Segment Start: Extracted data

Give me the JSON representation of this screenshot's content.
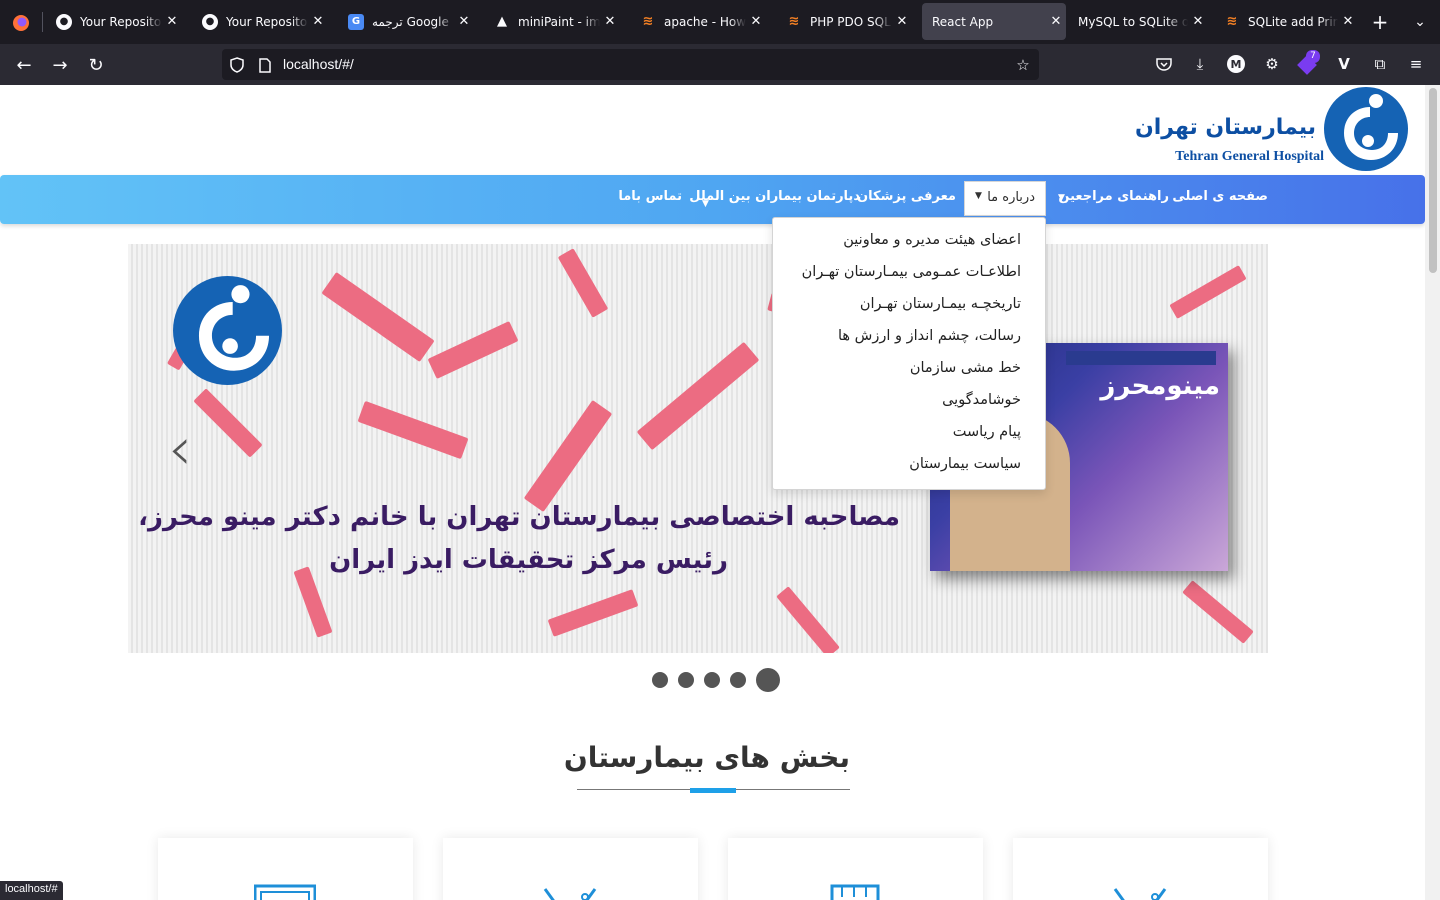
{
  "browser": {
    "tabs": [
      {
        "title": "Your Repositories",
        "favicon": "github-icon"
      },
      {
        "title": "Your Repositories",
        "favicon": "github-icon"
      },
      {
        "title": "ترجمه Google",
        "favicon": "google-translate-icon"
      },
      {
        "title": "miniPaint - image editor",
        "favicon": "minipaint-icon"
      },
      {
        "title": "apache - How to",
        "favicon": "stackoverflow-icon"
      },
      {
        "title": "PHP PDO SQLite",
        "favicon": "stackoverflow-icon"
      },
      {
        "title": "React App",
        "favicon": "react-icon",
        "active": true
      },
      {
        "title": "MySQL to SQLite online",
        "favicon": "none"
      },
      {
        "title": "SQLite add Primary Key",
        "favicon": "stackoverflow-icon"
      }
    ],
    "url": "localhost/#/",
    "status_text": "localhost/#",
    "notification_badge": "7",
    "extension_m_label": "M"
  },
  "header": {
    "logo_title_fa": "بیمارستان تهران",
    "logo_title_en": "Tehran General Hospital"
  },
  "nav": {
    "home": "صفحه ی اصلی",
    "patients_guide": "راهنمای مراجعین",
    "about": "درباره ما",
    "doctors": "معرفی پزشکان",
    "intl_patients": "دپارتمان بیماران بین الملل",
    "contact": "تماس باما"
  },
  "about_dropdown": [
    "اعضای هیئت مدیره و معاونین",
    "اطلاعـات عمـومی بیمـارستان تهـران",
    "تاریخچـه بیمـارستان تهـران",
    "رسالت، چشم انداز و ارزش ها",
    "خط مشی سازمان",
    "خوشامدگویی",
    "پیام ریاست",
    "سیاست بیمارستان"
  ],
  "slider": {
    "caption_line1": "مصاحبه اختصاصی بیمارستان تهران با خانم دکتر مینو محرز،",
    "caption_line2": "رئیس مرکز تحقیقات ایدز ایران",
    "photo_sign": "مینومحرز",
    "dots_count": 5,
    "active_dot": 5
  },
  "section": {
    "title": "بخش های بیمارستان"
  },
  "colors": {
    "brand_blue": "#1563b4",
    "menu_gradient_start": "#62c3f7",
    "menu_gradient_end": "#4771e9",
    "accent": "#1ea0e8",
    "caption": "#3a1c63"
  }
}
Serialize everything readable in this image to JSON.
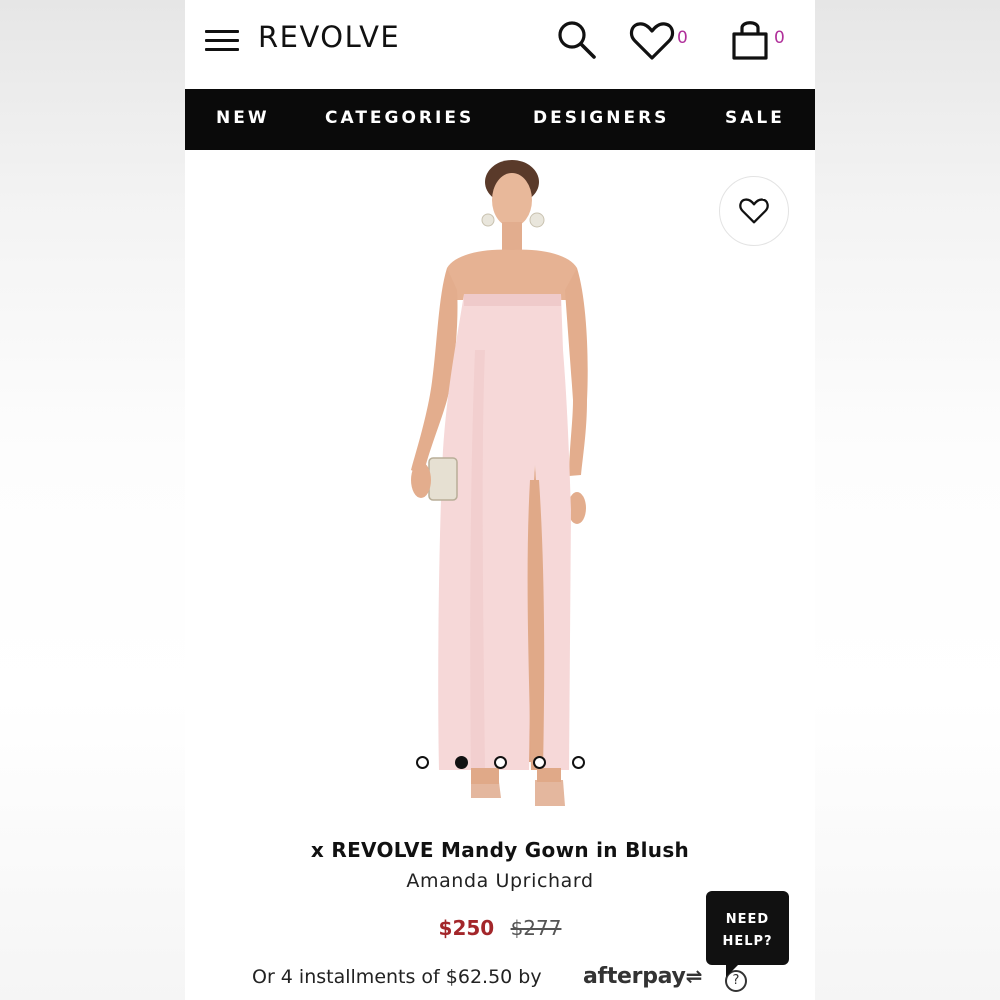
{
  "header": {
    "brand": "REVOLVE",
    "wishlist_count": "0",
    "bag_count": "0",
    "count_color": "#b0309a"
  },
  "nav": {
    "items": [
      {
        "label": "NEW"
      },
      {
        "label": "CATEGORIES"
      },
      {
        "label": "DESIGNERS"
      },
      {
        "label": "SALE"
      }
    ]
  },
  "gallery": {
    "image_count": 5,
    "active_index": 1
  },
  "product": {
    "title": "x REVOLVE Mandy Gown in Blush",
    "designer": "Amanda Uprichard",
    "price": "$250",
    "original_price": "$277",
    "installments_text": "Or 4 installments of $62.50 by",
    "payment_provider": "afterpay",
    "help_icon": "?"
  },
  "help_widget": {
    "line1": "NEED",
    "line2": "HELP?"
  },
  "colors": {
    "nav_bg": "#0a0a0a",
    "sale_price": "#a3262a",
    "dress_blush": "#f6d8d8"
  }
}
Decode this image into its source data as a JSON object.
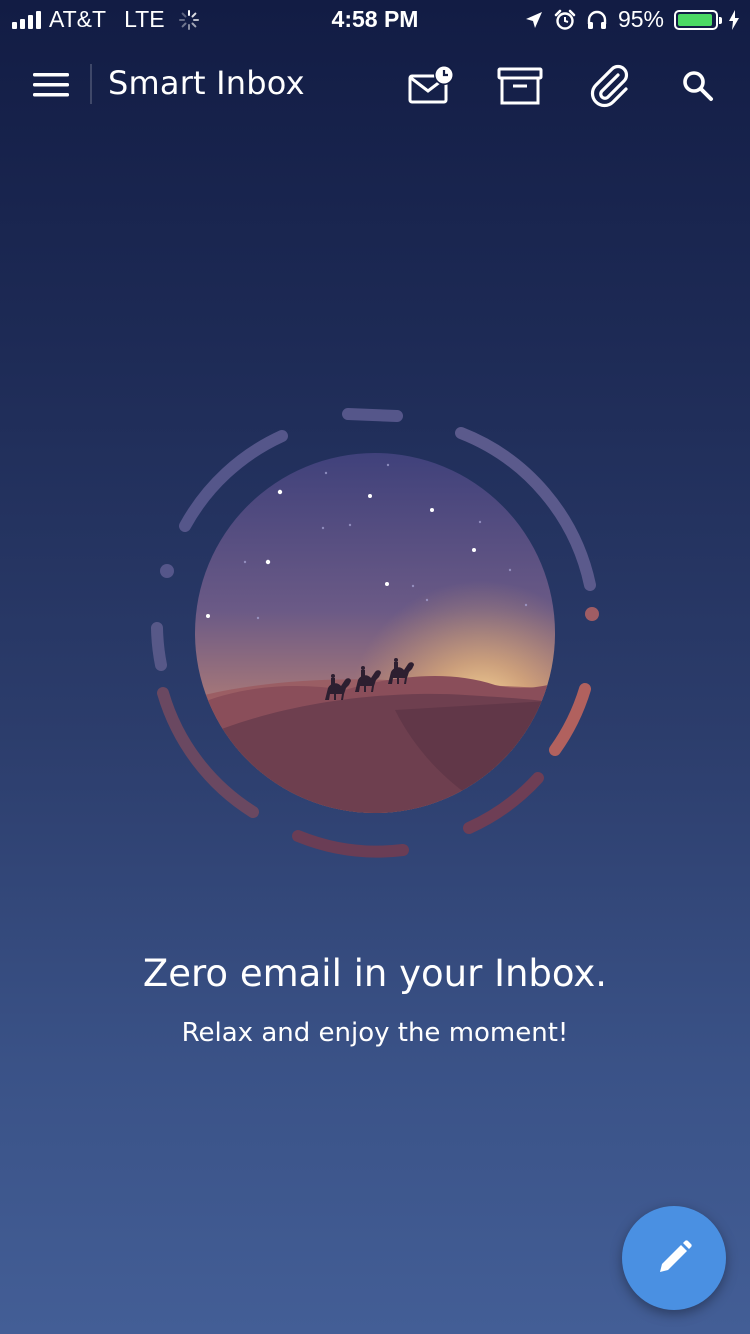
{
  "status_bar": {
    "carrier": "AT&T",
    "network": "LTE",
    "time": "4:58 PM",
    "battery_percent": "95%",
    "battery_level": 0.95,
    "icons": [
      "signal-icon",
      "loading-spinner-icon",
      "location-arrow-icon",
      "alarm-icon",
      "headphones-icon",
      "battery-icon",
      "charging-bolt-icon"
    ]
  },
  "app_bar": {
    "title": "Smart Inbox",
    "icons": [
      "menu-icon",
      "snoozed-mail-icon",
      "archive-icon",
      "paperclip-icon",
      "search-icon"
    ]
  },
  "empty_state": {
    "title": "Zero email in your Inbox.",
    "subtitle": "Relax and enjoy the moment!"
  },
  "fab": {
    "icon": "pencil-icon"
  },
  "colors": {
    "background_top": "#121c44",
    "background_bottom": "#435e96",
    "fab": "#4a90e2",
    "battery_fill": "#4cd964"
  }
}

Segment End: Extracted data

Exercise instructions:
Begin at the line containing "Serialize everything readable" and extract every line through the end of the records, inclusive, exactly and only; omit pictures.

Problem solution:
Serialize everything readable in this image to JSON.
{
  "header": {
    "brand": "REVOLVE",
    "wishlist_count": "0",
    "bag_count": "0",
    "count_color": "#b0309a"
  },
  "nav": {
    "items": [
      {
        "label": "NEW"
      },
      {
        "label": "CATEGORIES"
      },
      {
        "label": "DESIGNERS"
      },
      {
        "label": "SALE"
      }
    ]
  },
  "gallery": {
    "image_count": 5,
    "active_index": 1
  },
  "product": {
    "title": "x REVOLVE Mandy Gown in Blush",
    "designer": "Amanda Uprichard",
    "price": "$250",
    "original_price": "$277",
    "installments_text": "Or 4 installments of $62.50 by",
    "payment_provider": "afterpay",
    "help_icon": "?"
  },
  "help_widget": {
    "line1": "NEED",
    "line2": "HELP?"
  },
  "colors": {
    "nav_bg": "#0a0a0a",
    "sale_price": "#a3262a",
    "dress_blush": "#f6d8d8"
  }
}
Decode this image into its source data as a JSON object.
{
  "status_bar": {
    "carrier": "AT&T",
    "network": "LTE",
    "time": "4:58 PM",
    "battery_percent": "95%",
    "battery_level": 0.95,
    "icons": [
      "signal-icon",
      "loading-spinner-icon",
      "location-arrow-icon",
      "alarm-icon",
      "headphones-icon",
      "battery-icon",
      "charging-bolt-icon"
    ]
  },
  "app_bar": {
    "title": "Smart Inbox",
    "icons": [
      "menu-icon",
      "snoozed-mail-icon",
      "archive-icon",
      "paperclip-icon",
      "search-icon"
    ]
  },
  "empty_state": {
    "title": "Zero email in your Inbox.",
    "subtitle": "Relax and enjoy the moment!"
  },
  "fab": {
    "icon": "pencil-icon"
  },
  "colors": {
    "background_top": "#121c44",
    "background_bottom": "#435e96",
    "fab": "#4a90e2",
    "battery_fill": "#4cd964"
  }
}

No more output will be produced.